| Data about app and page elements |
* * * * * * * * *

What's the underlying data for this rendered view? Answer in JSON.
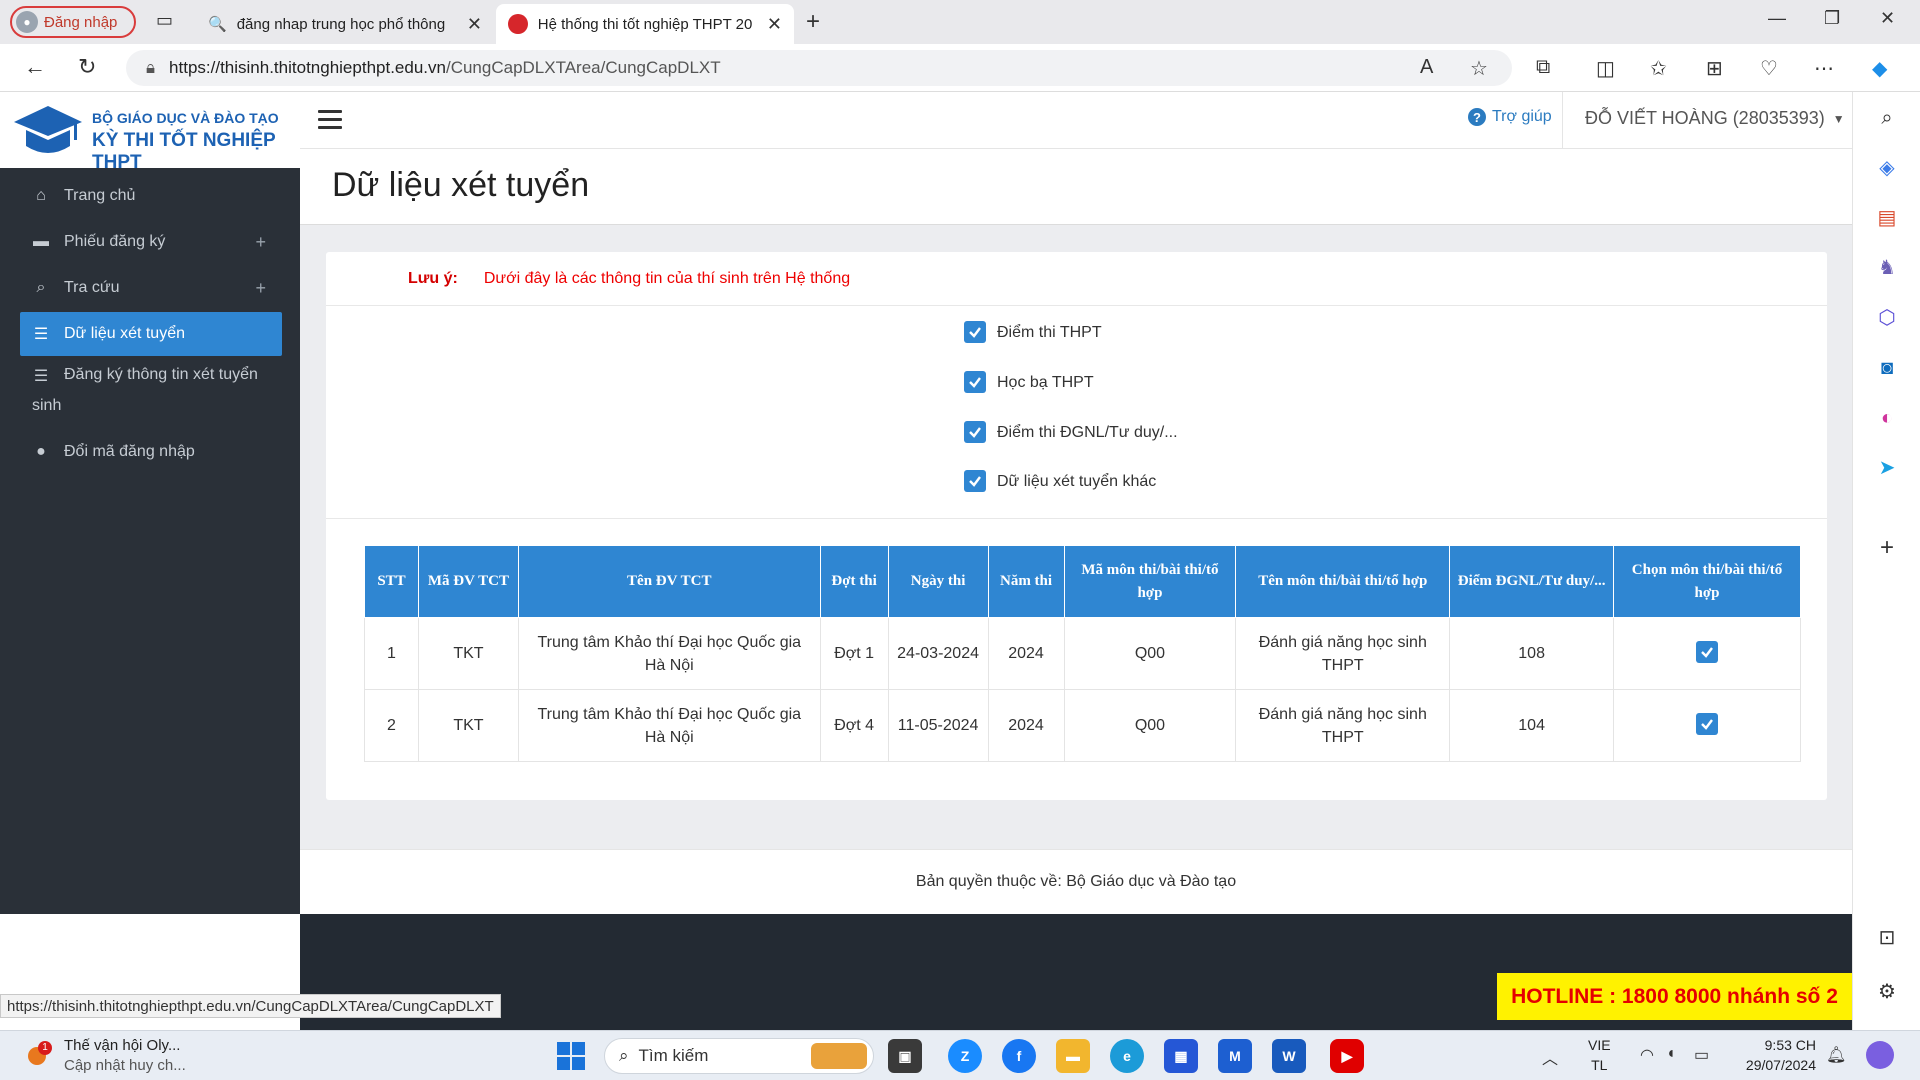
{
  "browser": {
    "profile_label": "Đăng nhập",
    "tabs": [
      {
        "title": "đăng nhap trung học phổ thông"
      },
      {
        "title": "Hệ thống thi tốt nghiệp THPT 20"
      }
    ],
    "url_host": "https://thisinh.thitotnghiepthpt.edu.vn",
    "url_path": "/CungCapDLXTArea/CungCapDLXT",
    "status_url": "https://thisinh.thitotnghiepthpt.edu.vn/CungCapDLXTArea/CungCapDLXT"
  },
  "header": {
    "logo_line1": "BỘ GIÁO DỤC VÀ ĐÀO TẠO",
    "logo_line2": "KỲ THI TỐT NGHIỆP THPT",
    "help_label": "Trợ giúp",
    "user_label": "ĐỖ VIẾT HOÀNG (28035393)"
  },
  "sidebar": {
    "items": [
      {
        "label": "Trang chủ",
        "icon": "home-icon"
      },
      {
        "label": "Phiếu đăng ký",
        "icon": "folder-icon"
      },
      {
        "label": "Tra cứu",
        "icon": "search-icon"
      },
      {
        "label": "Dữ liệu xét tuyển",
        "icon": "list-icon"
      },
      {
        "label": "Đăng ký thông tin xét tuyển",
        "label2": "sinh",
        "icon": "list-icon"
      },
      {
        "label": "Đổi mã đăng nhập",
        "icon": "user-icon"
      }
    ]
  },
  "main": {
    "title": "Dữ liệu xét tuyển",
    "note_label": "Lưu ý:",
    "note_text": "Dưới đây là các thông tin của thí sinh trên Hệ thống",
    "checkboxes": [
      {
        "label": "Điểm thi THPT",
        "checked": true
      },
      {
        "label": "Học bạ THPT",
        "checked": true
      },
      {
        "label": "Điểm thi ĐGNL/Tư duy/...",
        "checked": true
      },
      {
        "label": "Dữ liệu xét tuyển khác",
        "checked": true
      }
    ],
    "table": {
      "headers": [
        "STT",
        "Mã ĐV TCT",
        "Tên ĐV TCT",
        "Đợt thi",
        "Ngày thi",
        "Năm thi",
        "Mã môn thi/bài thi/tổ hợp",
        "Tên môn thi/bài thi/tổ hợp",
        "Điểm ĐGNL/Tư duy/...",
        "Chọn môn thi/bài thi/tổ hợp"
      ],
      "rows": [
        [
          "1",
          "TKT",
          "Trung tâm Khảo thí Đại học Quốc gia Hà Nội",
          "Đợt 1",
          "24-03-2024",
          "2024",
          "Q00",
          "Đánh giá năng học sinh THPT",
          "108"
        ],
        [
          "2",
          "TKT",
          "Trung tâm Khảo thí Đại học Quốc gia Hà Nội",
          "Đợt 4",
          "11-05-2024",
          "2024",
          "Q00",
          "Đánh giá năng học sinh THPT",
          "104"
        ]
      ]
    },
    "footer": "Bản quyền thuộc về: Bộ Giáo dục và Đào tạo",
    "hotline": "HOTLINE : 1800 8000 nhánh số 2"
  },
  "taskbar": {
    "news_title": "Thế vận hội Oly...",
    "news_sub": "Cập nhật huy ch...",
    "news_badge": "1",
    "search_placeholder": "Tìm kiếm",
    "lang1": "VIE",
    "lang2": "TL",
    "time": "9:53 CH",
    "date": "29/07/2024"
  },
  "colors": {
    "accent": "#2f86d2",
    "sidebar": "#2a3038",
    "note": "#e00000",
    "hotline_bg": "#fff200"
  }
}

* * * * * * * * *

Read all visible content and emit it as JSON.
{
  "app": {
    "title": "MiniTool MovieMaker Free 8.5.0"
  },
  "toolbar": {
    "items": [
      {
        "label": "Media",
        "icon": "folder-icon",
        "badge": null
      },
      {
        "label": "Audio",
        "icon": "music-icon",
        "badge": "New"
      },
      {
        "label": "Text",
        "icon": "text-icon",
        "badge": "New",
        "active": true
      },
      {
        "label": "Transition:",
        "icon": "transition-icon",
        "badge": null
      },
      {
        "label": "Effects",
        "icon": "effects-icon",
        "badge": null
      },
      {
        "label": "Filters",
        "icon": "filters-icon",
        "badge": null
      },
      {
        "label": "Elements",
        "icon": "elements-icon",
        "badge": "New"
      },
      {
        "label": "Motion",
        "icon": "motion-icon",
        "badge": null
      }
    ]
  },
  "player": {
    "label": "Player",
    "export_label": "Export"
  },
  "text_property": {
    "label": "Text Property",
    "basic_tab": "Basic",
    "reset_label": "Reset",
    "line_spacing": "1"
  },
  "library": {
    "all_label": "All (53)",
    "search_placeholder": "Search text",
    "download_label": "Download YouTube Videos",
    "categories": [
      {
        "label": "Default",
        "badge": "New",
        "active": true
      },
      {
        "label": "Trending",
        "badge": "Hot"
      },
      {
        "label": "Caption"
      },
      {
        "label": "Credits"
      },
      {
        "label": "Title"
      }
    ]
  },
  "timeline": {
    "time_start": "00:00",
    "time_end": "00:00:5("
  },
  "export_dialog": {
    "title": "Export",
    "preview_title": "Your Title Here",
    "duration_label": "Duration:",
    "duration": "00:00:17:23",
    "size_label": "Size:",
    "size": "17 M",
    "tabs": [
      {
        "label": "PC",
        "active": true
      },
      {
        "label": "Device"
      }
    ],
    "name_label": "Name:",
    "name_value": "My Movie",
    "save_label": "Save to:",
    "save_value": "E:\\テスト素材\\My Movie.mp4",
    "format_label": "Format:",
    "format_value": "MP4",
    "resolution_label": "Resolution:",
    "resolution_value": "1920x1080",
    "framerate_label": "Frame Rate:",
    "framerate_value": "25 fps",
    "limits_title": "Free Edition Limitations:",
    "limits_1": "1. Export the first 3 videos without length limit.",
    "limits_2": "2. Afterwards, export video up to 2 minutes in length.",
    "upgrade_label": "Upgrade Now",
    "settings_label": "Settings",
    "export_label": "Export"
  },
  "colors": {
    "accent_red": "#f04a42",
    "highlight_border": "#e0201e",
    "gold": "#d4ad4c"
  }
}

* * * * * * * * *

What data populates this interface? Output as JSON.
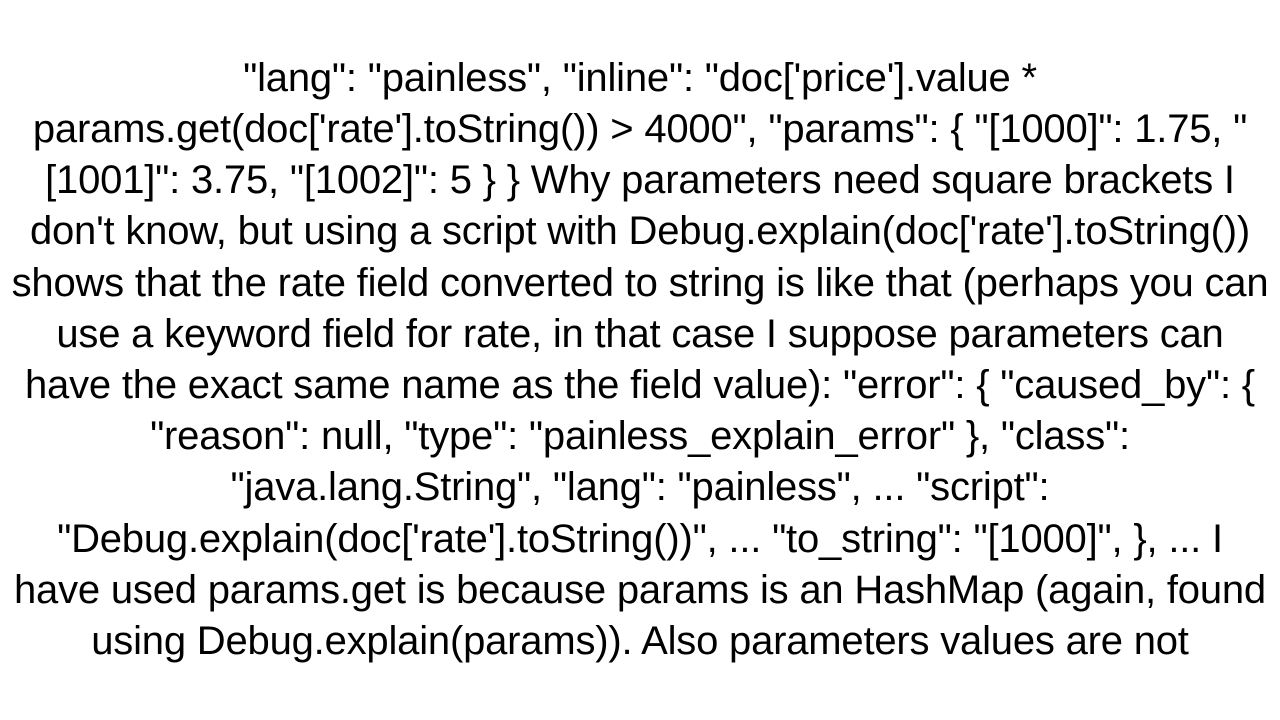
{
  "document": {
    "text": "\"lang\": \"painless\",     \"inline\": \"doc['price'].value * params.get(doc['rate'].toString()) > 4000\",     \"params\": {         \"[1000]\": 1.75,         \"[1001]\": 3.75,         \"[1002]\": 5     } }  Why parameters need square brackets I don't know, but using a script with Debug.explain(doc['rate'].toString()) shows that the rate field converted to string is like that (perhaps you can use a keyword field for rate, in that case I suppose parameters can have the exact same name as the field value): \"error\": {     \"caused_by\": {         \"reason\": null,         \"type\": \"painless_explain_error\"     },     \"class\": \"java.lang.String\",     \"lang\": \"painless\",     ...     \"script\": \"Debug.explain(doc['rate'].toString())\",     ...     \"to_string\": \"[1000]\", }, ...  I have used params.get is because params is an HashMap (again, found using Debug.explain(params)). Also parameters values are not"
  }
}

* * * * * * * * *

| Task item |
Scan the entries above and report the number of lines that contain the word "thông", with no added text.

| Solution to this task |
3